    And then they took the station apart, day by day as I commuted under it, until it was bare track again … and reopened the line like that.

    If you pulled shit like that on the north side, not only would it ACTUALLY BE COMMUNICATED, but people would scream holy hell. And that’s from an area where the next station is a couple blocks away — there are enormous gaps on the west leg of the Green where you just canNOT get on the train, tough tooties.

    The scuttlebutt on the bus (I’ve never heard an official answer; that was the period where different heads of CTA were coming in and out and cancelling each other’s projects) was that clearly the Oak Parkers were sick of (a) so many black people on ‘their’ train and (b) it taking ‘so long’ to get to downtown, so they cut the station count to speed the trip.

    And it iiiiiis faster now … but you can’t connect to the #8 bus anymore, which makes both the bus and the green line strongly less useful.

  • Cameron Puetz

    Again the rarity of crashes makes the two crashes in a short period a cause for greater concern. If something that rarely happens starts happening more you want to look for what’s changed and any underlying root causes.

  • what_eva

    2 more weekends of work, but only 1 more of station closings scheduled.
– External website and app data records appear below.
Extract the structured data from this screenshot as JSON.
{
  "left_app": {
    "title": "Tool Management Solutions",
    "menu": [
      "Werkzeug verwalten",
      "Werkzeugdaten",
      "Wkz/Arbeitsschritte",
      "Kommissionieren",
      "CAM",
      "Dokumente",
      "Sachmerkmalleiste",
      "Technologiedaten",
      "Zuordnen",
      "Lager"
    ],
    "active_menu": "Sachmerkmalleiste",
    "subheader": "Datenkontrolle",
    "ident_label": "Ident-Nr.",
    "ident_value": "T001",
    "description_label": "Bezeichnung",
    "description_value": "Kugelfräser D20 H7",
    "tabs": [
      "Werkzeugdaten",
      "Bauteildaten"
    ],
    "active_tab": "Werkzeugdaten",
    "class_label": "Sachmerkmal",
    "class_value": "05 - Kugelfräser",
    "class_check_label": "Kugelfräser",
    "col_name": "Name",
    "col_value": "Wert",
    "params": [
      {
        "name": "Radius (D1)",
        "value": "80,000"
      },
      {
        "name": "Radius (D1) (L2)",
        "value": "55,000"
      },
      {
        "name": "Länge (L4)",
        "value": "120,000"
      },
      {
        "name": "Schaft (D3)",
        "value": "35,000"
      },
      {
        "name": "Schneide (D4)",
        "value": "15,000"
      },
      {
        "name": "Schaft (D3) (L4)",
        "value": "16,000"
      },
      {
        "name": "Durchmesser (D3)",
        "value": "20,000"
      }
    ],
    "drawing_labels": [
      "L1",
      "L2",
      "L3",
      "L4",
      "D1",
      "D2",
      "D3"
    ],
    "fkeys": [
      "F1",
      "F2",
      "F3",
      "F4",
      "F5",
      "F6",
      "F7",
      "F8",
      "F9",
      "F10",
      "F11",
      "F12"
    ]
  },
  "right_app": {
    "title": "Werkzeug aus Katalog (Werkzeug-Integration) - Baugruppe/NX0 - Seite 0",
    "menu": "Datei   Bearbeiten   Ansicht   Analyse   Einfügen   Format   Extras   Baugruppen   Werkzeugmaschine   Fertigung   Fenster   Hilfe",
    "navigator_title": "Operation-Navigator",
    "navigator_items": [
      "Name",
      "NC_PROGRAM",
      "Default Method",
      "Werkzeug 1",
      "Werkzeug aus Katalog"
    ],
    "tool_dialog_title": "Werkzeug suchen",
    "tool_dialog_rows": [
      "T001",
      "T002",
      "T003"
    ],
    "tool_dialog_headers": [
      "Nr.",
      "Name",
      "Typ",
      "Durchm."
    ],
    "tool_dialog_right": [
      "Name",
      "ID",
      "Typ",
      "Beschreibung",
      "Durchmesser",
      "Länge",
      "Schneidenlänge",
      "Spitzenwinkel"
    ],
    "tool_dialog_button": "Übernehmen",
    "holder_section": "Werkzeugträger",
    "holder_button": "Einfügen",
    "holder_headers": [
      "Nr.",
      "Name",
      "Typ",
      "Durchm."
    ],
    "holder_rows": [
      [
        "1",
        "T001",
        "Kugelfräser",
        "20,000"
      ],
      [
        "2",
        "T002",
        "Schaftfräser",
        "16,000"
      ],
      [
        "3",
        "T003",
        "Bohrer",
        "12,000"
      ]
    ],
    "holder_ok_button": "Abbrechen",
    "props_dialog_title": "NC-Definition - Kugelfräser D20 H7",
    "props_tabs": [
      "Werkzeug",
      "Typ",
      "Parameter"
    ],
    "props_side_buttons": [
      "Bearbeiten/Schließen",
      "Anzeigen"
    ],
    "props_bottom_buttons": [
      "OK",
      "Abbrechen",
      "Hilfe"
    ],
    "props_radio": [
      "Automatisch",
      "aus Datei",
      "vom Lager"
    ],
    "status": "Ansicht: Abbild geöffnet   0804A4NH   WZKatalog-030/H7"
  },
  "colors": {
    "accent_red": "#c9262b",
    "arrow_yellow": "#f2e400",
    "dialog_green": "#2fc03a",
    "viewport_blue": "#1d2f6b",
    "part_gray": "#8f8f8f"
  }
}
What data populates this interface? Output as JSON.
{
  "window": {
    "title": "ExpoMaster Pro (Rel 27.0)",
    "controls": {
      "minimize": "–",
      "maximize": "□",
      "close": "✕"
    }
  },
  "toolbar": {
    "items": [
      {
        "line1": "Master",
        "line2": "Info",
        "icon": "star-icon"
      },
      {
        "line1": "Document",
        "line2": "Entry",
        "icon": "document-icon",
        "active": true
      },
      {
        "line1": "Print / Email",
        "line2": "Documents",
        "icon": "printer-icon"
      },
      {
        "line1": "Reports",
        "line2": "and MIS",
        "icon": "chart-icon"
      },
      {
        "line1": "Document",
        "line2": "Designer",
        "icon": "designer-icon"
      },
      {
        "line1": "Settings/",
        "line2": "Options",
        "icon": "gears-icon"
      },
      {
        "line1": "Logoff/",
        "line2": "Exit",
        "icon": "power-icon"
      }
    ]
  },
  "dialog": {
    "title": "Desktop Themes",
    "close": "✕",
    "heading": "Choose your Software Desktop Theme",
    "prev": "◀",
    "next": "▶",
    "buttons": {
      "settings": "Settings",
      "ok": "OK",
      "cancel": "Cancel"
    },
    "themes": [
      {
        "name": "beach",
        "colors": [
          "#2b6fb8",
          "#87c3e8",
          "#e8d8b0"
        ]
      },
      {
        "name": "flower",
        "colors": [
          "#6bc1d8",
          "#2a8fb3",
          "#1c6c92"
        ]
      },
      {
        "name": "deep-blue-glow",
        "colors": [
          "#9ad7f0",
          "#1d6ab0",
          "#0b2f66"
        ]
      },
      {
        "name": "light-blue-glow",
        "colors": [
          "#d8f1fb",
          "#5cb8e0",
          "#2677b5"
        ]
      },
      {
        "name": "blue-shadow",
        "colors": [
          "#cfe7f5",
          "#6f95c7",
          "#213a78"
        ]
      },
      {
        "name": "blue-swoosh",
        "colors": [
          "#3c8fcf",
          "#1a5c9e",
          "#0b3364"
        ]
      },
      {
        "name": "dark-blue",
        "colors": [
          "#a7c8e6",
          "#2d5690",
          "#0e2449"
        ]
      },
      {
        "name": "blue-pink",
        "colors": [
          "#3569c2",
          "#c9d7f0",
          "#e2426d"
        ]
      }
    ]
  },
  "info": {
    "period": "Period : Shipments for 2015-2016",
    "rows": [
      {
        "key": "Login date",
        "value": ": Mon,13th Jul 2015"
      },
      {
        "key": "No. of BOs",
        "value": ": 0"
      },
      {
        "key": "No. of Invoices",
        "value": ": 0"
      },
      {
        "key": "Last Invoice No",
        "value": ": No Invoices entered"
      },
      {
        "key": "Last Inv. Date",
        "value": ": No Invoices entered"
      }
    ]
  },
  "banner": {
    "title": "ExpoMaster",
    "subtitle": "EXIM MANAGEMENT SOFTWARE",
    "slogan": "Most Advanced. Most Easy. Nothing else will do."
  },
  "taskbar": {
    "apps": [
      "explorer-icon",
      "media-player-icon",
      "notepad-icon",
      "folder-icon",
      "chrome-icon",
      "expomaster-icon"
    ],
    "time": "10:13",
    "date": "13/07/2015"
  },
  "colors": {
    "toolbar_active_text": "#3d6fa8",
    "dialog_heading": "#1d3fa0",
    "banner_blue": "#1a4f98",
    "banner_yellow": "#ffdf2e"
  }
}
What they’re doing is hooking up the new substation to the tracks. They did the southbound tracks last weekend. SB Red ran on NB Red track, NB Red ran on NB Purple track, so that’s why no stops NB.

    This weekend they do the northbound tracks, so SB Red will be on the SB Purple track and NB Red on the SB Red track, meaning no stops SB.

  • what_eva

    Improved power distribution is a good thing, but I don’t know that your average rider would see it as a significant upgrade…